The Sub-district Court ordered an employer to pay the employee the sick pay over the average number of hours she had worked in 2019 and 2020 -which was 16.9 hours per week- even though subsequently it was found that the employee had simultaneously been employed by another employer where she worked 36 hours per week.
A healthcare institution employed an employee in a position that was declared redundant during a reorganisation. In order to be reassigned to another position, the employee had attended training programme for a higher position on two occasions; both times without obtaining the required diploma, however. In order to enable attending the training programme, the number of hours of the employee, originally set at an average of three hours per week, was temporarily extended to an average of 24 hours per week. But in the end, the employer announced that the employment contract would be terminated. Since the employee had reported ill in the meantime, it was agreed that the dismissal procedure would not be started until after the employee had recovered.

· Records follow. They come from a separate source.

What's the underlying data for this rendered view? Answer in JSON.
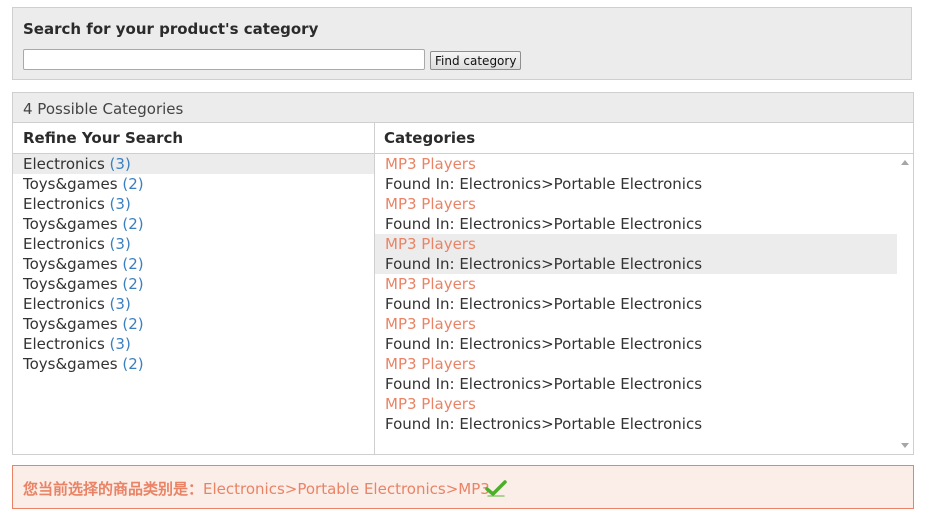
{
  "search": {
    "title": "Search for your product's category",
    "input_value": "",
    "input_placeholder": "",
    "button_label": "Find category"
  },
  "results": {
    "count_text": "4 Possible Categories",
    "refine_header": "Refine Your Search",
    "categories_header": "Categories",
    "refine_items": [
      {
        "label": "Electronics",
        "count": "(3)",
        "selected": true
      },
      {
        "label": "Toys&games",
        "count": "(2)",
        "selected": false
      },
      {
        "label": "Electronics",
        "count": "(3)",
        "selected": false
      },
      {
        "label": "Toys&games",
        "count": "(2)",
        "selected": false
      },
      {
        "label": "Electronics",
        "count": "(3)",
        "selected": false
      },
      {
        "label": "Toys&games",
        "count": "(2)",
        "selected": false
      },
      {
        "label": "Toys&games",
        "count": "(2)",
        "selected": false
      },
      {
        "label": "Electronics",
        "count": "(3)",
        "selected": false
      },
      {
        "label": "Toys&games",
        "count": "(2)",
        "selected": false
      },
      {
        "label": "Electronics",
        "count": "(3)",
        "selected": false
      },
      {
        "label": "Toys&games",
        "count": "(2)",
        "selected": false
      }
    ],
    "category_items": [
      {
        "name": "MP3 Players",
        "path": "Found In: Electronics>Portable Electronics",
        "selected": false
      },
      {
        "name": "MP3 Players",
        "path": "Found In: Electronics>Portable Electronics",
        "selected": false
      },
      {
        "name": "MP3 Players",
        "path": "Found In: Electronics>Portable Electronics",
        "selected": true
      },
      {
        "name": "MP3 Players",
        "path": "Found In: Electronics>Portable Electronics",
        "selected": false
      },
      {
        "name": "MP3 Players",
        "path": "Found In: Electronics>Portable Electronics",
        "selected": false
      },
      {
        "name": "MP3 Players",
        "path": "Found In: Electronics>Portable Electronics",
        "selected": false
      },
      {
        "name": "MP3 Players",
        "path": "Found In: Electronics>Portable Electronics",
        "selected": false
      }
    ]
  },
  "selection": {
    "label": "您当前选择的商品类别是：",
    "value": "Electronics>Portable Electronics>MP3",
    "icon": "checkmark-icon"
  },
  "colors": {
    "accent": "#ea8366",
    "count_link": "#3a7fbf",
    "panel_bg": "#ececec",
    "check_green": "#4caf2a"
  }
}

Then it turned out that the employee also still worked for another employer, where she had been ill for almost two years, so that an application for WIA-benefit (work and income according to labour capacity) had been submitted. By letter the employer expressed his surprise about this. Then a dispute arose between the parties about the amount of the sick pay. The employee appealed to the legal presumption regarding the extent of the working hours and claimed sick pay based on the average working hours over the months of October, November and December 2020 (44.79 hours per week). The employer, on the other hand, argued that the higher number of hours was due to the training that the employee had attended, to the holiday period, the high work pressure and to the high sickness absence in the care sector due to the Covid 19 pandemic. The employer also pointed out that the employee had worked 36 hours per week for another employer, so that she was not even available for work for the number of hours that the employee had claimed. According to the employer, it would be more realistic to assume the average number of hours per week, calculated over the years 2019 and 2020 (16.9 hours per week). The employer also held the opinion, however, that the employee would not even be entitled to this either, in view of the applicable CLA, being a standard CLA which may not be deviated from in favour of the employee, in which a working time of a maximum of 40 hours per week had been agreed and which stipulated that a full-time employment contract amounted to 36 hours per week, and also in view of the Working Hours Act.
The Sub-district Court took the view that the employee was entitled to a higher sick pay, because the actual amount of work was structurally higher than the originally agreed number of working hours. The Sub-district Court followed the employer, however, in his statement that the reference period used by the employee for the calculation of the sick pay was not representative and that it should be based on the average number of hours over the years 2019 and 2020 (16.9 hours per week). However, the employer's defence that the employee was not available for the work was rejected by the Sub-district Court as the Court found that the employee had already combined both jobs ever since her employment. The appeal to the CLA and the Working Hours Act was also rejected by the Sub-district Court, because it would not be reflected in these provisions that the working hours of both employment contracts should be aggregated. Moreover, the two provisions were not intended to refute the legal presumption concerning the extent of the working hours.
In its judgment the Sub-district Court stated that the Working Hours Act does not reflect that the number of working hours of several employment contracts should be aggregated.
Unfortunately, this statement is incorrect.
The Working Hours Act provides for an article on the overlapping of labour, which obliges the employee who performs work for several employers to take the initiative to provide all employers with all information needed for compliance with the Working Hours Act, and which stipulates that each employer shall subsequently organize the work in such a way that the employee does not perform work in violation of the law. The Sub-district Court of Rotterdam already dissolved an employment contract in 2017 because the Working Hours Act was broken if the hours of two employment contracts were aggregated. As of 1 August 2022, a European Directive has been implemented in Dutch law, stipulating that an employment contract may not contain a prohibition on ancillary activities, unless there is justification for them. As an example of such a justification, the Explanatory Memorandum to this directive also mentions that performing work for someone else might lead to violation of the Working Hours Act.
It is doubtful, however, whether in the above case the employer could achieve a different outcome on appeal. The fact that the employee may have worked in violation with the Working Hours Act in the past does not necessarily preclude the continued payment the employee is entitled to towards the employer, and the fact that the employee is ill also means that she does not have to work for this wage, so that the Working Hours Act is not violated by payment of the wage.